He bumped into a person in the cereal isle.
No one apologized.
Paul looked for cereal with a circus theme.
He wanted to be a breakfast lion tamer—
not a colorful clown parade.
On his way home he uttered little nonsenses
each time a foot passed over a crack in the sidewalk.
Every fourth crack he uttered a Norwegian nonsense.
He did not worry about his mother’s health
since she passed away three years before.
His feet always landed on solid pavement.
Paul returned home safely.
Sixteen peace doves ate his steps
like bread crumbs.
copyright © 2022 Kenneth P. Gurney
The thrasher’s tweedle-eet
startles me awake.
The apple tree
does not care if I acquire knowledge.
I read each incandescent leaf
of a poetry book
while eating potent cereal
without the fear of added sugars.
There are no curtains to pull aside.
Sunrise invites itself in.
Why do train conductors
not spark and shock people as they take tickets?
Such questions afflict me
in the time between stars and blue sky.
I never call my dog a bad name
because she never calls me a bad name.
When I place my bowl in the sink
my dog knows it’s time to go to the door.
copyright © 2021 Kenneth P. Gurney
My cereal bowl
was shaped from a TV’s flat screen.
This translucent bowl
displays newspaper headlines and video clips.
Only the news.

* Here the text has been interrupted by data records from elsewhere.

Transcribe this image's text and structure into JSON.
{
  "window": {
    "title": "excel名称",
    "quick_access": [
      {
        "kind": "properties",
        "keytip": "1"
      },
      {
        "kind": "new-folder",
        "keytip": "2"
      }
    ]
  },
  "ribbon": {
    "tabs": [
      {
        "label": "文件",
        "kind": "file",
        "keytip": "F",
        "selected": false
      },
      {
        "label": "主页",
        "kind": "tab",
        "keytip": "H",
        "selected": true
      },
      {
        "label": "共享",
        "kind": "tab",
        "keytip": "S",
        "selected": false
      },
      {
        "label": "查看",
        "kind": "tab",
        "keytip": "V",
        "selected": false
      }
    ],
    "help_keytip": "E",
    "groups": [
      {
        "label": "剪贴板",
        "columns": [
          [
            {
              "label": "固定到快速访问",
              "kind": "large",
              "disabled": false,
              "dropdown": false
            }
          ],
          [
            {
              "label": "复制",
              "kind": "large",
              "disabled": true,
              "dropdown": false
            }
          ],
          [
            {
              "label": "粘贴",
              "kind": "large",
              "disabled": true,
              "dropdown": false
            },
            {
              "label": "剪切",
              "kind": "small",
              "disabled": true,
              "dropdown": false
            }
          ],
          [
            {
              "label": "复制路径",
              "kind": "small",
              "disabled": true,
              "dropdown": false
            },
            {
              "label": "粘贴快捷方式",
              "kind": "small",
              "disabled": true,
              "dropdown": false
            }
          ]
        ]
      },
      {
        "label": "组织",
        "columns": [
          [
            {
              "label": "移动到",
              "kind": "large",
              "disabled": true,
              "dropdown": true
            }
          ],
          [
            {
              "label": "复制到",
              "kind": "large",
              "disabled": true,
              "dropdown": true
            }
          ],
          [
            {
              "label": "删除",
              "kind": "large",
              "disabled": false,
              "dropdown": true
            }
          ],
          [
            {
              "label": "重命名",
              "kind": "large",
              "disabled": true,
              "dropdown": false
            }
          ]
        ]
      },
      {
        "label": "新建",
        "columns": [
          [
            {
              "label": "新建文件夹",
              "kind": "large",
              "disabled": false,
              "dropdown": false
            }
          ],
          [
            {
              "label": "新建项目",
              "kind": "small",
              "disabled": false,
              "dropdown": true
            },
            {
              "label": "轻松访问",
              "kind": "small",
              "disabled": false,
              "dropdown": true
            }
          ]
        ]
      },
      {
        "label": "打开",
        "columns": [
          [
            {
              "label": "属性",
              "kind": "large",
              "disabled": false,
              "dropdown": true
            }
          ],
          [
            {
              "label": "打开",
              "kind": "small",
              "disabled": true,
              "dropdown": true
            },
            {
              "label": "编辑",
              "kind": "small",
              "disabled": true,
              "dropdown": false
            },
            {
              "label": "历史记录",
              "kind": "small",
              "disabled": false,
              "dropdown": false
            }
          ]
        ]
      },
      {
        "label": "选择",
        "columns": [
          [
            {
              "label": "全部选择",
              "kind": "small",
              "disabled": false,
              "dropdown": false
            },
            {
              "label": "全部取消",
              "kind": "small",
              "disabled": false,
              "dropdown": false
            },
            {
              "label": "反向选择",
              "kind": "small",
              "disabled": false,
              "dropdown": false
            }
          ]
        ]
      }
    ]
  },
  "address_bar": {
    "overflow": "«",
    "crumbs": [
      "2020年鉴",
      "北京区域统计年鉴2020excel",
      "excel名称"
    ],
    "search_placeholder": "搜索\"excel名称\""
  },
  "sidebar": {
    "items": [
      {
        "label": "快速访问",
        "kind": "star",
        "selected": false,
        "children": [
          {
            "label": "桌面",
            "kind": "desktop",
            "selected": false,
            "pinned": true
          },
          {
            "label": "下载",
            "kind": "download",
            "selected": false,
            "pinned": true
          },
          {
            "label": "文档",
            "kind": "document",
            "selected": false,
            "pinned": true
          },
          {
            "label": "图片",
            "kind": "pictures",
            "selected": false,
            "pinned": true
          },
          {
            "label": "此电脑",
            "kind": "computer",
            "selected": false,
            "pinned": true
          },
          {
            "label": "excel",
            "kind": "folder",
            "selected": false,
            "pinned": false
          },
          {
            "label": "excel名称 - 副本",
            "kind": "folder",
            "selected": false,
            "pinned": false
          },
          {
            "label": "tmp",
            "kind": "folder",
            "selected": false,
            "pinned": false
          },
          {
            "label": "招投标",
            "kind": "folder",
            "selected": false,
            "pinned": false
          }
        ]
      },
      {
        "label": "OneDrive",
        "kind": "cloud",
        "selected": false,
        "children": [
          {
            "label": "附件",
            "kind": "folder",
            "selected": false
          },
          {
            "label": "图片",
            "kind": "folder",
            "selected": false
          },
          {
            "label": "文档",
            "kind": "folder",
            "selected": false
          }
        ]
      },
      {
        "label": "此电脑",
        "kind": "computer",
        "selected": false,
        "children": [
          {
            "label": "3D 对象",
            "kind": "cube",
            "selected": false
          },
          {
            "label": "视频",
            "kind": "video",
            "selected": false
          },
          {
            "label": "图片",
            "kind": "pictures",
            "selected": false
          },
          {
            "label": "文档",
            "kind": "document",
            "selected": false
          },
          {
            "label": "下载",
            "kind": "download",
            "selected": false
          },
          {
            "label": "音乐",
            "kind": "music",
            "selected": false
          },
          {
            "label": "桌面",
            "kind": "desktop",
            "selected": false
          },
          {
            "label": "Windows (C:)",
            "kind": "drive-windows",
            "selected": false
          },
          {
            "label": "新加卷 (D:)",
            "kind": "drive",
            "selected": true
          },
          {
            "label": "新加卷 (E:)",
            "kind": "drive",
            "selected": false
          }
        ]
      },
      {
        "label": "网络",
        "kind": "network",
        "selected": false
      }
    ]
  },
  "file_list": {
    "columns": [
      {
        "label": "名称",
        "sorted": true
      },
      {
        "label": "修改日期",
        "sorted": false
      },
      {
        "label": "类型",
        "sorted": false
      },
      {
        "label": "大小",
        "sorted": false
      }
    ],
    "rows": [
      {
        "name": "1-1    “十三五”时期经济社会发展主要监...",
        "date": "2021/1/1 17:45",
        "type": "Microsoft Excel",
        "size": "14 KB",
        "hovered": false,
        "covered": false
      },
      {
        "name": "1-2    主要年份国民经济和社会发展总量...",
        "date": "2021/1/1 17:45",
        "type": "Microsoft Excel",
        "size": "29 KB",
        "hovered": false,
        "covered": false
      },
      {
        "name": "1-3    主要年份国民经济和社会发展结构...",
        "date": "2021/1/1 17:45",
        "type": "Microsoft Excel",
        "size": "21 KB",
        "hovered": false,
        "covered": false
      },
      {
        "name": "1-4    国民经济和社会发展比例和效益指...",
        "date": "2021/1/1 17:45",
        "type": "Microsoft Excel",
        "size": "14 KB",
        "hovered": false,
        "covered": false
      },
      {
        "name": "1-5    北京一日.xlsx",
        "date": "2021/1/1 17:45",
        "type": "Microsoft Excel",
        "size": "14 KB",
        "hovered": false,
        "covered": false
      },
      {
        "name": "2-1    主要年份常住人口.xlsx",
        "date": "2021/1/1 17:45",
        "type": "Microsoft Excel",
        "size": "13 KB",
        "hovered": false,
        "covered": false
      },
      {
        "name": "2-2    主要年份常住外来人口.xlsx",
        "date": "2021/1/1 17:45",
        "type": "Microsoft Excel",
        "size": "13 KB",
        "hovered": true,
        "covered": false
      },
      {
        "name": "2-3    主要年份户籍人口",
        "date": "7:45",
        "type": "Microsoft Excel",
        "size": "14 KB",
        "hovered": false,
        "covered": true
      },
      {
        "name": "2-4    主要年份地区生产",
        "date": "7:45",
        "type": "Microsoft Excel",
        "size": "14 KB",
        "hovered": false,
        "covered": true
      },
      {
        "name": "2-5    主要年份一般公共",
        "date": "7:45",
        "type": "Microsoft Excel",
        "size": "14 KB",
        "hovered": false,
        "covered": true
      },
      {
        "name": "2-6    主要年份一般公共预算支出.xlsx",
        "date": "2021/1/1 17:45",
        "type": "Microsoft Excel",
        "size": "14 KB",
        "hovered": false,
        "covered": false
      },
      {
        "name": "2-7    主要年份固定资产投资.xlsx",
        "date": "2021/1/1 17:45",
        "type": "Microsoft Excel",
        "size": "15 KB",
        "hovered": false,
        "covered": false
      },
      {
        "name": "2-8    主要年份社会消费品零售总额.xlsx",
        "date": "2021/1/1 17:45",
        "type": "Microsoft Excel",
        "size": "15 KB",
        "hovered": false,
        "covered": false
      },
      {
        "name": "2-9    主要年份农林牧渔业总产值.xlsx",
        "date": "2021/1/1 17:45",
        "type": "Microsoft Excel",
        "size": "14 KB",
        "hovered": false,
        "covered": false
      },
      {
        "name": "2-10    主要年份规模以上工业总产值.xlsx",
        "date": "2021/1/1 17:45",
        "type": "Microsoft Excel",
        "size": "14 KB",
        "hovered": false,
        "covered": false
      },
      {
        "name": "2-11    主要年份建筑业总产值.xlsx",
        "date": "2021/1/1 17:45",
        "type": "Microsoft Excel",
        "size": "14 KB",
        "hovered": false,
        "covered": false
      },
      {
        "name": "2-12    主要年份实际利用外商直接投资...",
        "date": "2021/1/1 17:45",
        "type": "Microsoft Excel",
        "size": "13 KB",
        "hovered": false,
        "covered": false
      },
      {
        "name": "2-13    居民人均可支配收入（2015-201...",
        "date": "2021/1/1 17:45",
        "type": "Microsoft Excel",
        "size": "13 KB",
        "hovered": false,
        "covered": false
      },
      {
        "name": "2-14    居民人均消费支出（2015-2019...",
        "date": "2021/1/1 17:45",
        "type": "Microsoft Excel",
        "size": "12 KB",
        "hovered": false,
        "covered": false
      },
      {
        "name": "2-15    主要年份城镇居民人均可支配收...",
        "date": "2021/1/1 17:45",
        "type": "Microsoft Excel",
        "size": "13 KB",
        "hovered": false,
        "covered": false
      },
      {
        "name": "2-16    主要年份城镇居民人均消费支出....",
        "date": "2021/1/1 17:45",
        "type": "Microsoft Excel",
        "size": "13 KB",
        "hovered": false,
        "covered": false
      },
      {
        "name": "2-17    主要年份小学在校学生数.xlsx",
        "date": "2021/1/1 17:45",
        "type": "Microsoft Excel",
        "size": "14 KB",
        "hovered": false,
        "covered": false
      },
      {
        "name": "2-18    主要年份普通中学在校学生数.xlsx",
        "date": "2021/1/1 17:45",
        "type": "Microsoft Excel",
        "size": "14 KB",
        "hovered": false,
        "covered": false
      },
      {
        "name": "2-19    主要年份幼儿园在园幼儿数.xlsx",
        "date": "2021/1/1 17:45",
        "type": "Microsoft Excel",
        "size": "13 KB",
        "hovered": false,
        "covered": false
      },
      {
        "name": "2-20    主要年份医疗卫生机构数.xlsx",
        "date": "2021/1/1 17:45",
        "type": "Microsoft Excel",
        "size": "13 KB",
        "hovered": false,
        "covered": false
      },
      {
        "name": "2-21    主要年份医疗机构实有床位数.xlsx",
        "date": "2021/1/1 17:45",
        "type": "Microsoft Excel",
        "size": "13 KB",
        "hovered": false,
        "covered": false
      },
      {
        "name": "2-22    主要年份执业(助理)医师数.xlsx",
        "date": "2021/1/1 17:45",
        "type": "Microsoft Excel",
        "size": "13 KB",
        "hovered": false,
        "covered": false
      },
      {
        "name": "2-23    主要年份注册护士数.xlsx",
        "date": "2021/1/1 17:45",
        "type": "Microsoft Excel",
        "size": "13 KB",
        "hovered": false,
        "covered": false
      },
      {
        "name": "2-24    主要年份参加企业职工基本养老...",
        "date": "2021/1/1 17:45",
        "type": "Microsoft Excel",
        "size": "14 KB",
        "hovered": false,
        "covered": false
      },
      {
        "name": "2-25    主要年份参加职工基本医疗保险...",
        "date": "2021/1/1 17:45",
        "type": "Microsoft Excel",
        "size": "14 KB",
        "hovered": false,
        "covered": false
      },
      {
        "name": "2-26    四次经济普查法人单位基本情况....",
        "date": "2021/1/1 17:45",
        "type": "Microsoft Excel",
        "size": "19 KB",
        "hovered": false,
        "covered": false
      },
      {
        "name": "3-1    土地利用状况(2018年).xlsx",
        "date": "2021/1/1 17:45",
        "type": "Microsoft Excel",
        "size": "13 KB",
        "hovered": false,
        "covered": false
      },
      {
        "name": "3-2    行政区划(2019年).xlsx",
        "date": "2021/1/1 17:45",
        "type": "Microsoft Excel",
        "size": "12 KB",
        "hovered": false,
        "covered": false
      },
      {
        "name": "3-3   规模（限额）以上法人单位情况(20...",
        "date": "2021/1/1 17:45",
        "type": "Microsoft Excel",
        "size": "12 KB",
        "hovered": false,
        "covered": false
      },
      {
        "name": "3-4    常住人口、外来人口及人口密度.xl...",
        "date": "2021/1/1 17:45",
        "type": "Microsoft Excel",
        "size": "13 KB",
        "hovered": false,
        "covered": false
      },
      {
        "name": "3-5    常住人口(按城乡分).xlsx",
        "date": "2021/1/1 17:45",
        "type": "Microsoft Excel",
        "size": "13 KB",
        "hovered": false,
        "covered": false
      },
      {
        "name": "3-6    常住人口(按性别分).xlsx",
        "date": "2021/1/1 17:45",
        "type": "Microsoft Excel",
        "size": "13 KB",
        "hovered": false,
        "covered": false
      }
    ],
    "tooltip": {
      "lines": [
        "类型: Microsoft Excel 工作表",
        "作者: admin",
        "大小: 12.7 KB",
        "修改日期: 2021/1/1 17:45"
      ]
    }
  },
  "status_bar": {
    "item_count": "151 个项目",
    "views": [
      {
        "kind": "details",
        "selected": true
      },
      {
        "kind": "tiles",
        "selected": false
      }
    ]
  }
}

The real news.
It edits out the gossip and fake stuff for me.
I have sugar-coated the news through my cereal
almost every day.
It is odd reading the news
through milk, Captain Crunch and papaya pieces.
When I use my cereal bowl for ice cream
Rachel Maddow comes on.
copyright © 2020 Kenneth P. Gurney